INSTRUCTIONS FOR THE TASK | Note each line of the entries that includes "this". Then copy those lines.

EXERCISE INPUT |

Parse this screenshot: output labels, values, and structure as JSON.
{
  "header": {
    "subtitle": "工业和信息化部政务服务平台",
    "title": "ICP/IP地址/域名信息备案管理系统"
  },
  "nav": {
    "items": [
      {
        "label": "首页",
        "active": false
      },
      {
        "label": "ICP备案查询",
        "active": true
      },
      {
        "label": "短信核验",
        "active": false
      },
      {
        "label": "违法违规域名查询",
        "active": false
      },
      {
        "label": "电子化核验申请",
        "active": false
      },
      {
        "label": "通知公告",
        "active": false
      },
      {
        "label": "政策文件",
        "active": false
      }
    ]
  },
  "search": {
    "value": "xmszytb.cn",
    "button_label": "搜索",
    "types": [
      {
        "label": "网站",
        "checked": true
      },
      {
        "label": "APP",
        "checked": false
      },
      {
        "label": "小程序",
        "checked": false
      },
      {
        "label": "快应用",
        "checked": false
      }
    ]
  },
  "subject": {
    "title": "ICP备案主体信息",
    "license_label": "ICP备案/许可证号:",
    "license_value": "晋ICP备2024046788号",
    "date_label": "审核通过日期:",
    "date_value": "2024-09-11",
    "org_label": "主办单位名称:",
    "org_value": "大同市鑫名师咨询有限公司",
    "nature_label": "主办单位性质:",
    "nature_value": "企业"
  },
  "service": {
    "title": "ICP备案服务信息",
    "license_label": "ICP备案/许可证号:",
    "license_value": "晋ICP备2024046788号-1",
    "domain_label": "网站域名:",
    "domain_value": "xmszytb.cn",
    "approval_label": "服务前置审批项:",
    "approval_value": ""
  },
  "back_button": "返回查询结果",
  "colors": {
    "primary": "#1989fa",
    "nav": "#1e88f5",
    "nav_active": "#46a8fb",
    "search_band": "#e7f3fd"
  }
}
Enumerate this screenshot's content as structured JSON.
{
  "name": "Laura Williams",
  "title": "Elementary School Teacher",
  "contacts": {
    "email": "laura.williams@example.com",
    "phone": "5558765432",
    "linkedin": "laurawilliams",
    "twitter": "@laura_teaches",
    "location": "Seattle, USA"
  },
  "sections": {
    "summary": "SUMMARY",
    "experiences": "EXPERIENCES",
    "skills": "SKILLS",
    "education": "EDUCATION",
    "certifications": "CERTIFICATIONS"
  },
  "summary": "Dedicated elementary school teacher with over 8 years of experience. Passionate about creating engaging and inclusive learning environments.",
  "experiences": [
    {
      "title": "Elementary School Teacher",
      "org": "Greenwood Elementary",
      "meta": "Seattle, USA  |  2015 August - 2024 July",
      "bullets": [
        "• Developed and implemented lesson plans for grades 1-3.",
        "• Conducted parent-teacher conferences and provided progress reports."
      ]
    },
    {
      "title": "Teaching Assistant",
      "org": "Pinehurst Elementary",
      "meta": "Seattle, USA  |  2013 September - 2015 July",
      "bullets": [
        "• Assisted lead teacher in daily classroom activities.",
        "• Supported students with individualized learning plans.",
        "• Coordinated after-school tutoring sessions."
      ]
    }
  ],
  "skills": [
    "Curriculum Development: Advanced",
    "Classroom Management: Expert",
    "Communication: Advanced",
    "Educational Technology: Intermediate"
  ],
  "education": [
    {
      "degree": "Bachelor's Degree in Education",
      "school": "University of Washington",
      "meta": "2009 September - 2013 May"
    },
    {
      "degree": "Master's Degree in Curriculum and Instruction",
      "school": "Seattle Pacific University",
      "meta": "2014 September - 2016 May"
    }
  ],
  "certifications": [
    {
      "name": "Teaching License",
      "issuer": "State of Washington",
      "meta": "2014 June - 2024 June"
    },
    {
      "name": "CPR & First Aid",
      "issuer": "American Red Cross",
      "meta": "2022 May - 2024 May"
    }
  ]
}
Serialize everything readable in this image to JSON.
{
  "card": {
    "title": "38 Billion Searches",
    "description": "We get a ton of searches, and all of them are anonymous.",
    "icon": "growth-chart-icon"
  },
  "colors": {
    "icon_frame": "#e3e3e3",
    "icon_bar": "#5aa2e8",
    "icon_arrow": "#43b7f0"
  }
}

YOUR RESPONSE |
Parse this screenshot: output labels, values, and structure as JSON.
Enumerate this screenshot's content as structured JSON.
Serialize everything readable in this image to JSON.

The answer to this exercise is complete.